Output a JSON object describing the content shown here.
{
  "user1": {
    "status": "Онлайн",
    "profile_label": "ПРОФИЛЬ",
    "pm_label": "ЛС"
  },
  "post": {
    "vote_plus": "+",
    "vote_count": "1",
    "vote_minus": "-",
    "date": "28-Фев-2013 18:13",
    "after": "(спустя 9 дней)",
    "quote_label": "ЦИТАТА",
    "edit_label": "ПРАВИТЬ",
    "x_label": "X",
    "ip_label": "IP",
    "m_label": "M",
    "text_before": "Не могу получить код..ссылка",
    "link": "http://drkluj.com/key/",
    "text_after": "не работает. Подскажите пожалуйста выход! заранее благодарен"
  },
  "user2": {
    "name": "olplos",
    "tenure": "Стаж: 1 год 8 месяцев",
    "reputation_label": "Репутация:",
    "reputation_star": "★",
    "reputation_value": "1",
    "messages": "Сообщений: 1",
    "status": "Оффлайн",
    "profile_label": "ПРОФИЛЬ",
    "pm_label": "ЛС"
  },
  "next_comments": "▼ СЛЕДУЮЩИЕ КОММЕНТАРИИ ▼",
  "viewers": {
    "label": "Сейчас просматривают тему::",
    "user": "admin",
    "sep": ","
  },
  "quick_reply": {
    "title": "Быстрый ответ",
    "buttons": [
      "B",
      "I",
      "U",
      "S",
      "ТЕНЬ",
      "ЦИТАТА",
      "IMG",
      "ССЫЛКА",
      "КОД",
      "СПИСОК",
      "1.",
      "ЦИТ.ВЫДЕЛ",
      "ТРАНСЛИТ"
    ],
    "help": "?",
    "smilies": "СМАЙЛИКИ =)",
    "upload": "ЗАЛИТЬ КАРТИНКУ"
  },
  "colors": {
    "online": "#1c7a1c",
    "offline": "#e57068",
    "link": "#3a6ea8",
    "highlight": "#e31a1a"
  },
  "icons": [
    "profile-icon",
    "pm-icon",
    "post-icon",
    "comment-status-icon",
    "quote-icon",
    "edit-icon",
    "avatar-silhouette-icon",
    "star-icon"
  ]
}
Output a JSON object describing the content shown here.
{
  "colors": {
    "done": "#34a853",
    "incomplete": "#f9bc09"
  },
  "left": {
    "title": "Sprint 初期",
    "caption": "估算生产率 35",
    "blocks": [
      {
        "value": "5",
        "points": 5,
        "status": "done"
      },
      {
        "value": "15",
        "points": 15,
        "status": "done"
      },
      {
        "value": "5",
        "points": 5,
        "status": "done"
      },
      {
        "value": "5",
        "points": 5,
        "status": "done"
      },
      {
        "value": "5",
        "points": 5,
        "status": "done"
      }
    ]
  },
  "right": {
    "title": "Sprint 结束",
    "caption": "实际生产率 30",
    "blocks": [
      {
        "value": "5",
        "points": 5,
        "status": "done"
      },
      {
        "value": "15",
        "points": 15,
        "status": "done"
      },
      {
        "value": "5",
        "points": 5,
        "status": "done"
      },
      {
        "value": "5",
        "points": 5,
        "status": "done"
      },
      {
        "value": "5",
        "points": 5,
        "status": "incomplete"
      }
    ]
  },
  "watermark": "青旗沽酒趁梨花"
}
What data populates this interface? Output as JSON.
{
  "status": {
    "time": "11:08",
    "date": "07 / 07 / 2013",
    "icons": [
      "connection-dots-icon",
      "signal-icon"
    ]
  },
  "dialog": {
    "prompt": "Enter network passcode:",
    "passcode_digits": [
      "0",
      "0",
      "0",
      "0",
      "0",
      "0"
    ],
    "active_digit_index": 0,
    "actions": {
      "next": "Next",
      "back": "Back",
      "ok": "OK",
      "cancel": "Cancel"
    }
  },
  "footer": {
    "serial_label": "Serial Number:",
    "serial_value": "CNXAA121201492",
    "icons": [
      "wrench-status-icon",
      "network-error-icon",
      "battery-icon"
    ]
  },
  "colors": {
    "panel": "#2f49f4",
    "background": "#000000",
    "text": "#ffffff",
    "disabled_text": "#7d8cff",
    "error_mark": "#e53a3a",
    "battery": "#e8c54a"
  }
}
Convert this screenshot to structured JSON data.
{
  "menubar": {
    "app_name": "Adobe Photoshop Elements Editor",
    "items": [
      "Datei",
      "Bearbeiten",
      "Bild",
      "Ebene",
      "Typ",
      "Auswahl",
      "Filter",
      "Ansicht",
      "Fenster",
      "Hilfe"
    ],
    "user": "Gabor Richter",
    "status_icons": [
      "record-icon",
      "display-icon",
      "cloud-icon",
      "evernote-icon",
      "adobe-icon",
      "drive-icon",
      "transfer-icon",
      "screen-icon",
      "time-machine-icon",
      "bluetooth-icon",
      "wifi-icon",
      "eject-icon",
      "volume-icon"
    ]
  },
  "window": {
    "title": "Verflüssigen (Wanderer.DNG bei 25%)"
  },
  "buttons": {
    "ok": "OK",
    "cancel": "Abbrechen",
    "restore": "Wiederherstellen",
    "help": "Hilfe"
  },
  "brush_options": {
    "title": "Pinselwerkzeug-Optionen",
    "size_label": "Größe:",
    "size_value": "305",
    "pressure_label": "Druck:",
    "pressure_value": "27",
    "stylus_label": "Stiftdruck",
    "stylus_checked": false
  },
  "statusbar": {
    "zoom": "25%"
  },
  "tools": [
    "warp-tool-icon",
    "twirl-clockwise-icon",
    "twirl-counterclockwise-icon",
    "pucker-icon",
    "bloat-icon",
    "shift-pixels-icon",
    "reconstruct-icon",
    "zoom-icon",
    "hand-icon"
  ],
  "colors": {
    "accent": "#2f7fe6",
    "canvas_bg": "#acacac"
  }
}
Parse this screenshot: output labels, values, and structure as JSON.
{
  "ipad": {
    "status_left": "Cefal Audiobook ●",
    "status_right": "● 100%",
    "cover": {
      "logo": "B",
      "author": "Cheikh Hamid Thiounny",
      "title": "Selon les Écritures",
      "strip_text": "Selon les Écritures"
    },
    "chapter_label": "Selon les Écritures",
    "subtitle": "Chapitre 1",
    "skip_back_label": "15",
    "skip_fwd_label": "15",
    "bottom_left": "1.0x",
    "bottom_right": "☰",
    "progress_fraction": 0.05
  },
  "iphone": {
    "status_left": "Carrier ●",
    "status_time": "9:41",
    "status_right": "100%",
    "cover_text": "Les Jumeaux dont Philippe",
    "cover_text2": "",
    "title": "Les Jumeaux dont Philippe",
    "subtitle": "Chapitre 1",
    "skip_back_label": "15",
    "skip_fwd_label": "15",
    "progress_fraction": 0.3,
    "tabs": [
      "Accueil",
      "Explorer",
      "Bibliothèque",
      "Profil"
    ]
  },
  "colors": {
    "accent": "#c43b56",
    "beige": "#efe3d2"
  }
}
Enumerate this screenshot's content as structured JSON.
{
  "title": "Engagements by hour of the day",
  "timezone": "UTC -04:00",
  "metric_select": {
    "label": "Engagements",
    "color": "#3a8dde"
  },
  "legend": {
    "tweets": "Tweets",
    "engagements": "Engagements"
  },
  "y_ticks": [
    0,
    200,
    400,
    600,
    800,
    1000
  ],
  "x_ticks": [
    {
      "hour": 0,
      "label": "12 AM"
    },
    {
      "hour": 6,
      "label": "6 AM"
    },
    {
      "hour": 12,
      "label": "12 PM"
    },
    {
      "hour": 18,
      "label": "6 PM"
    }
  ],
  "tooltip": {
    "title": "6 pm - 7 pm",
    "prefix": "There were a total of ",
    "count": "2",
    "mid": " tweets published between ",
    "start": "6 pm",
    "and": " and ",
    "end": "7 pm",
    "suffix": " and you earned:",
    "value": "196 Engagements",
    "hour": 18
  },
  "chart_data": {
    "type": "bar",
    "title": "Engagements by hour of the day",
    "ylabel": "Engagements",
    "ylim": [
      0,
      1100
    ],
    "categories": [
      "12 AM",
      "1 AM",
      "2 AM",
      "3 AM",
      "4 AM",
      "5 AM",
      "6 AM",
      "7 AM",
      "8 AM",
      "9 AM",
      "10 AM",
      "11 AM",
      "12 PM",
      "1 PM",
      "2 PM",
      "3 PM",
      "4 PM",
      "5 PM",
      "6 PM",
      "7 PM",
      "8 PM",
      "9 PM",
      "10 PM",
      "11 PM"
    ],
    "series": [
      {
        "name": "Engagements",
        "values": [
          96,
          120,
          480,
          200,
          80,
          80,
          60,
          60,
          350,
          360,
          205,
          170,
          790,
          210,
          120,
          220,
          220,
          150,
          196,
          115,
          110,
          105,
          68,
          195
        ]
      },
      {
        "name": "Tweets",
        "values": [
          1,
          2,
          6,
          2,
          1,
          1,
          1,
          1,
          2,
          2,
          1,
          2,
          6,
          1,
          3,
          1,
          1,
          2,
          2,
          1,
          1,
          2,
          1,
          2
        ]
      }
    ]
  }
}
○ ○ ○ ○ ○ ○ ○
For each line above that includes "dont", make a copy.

*Output*
    "cover_text": "Les Jumeaux dont Philippe",
    "title": "Les Jumeaux dont Philippe",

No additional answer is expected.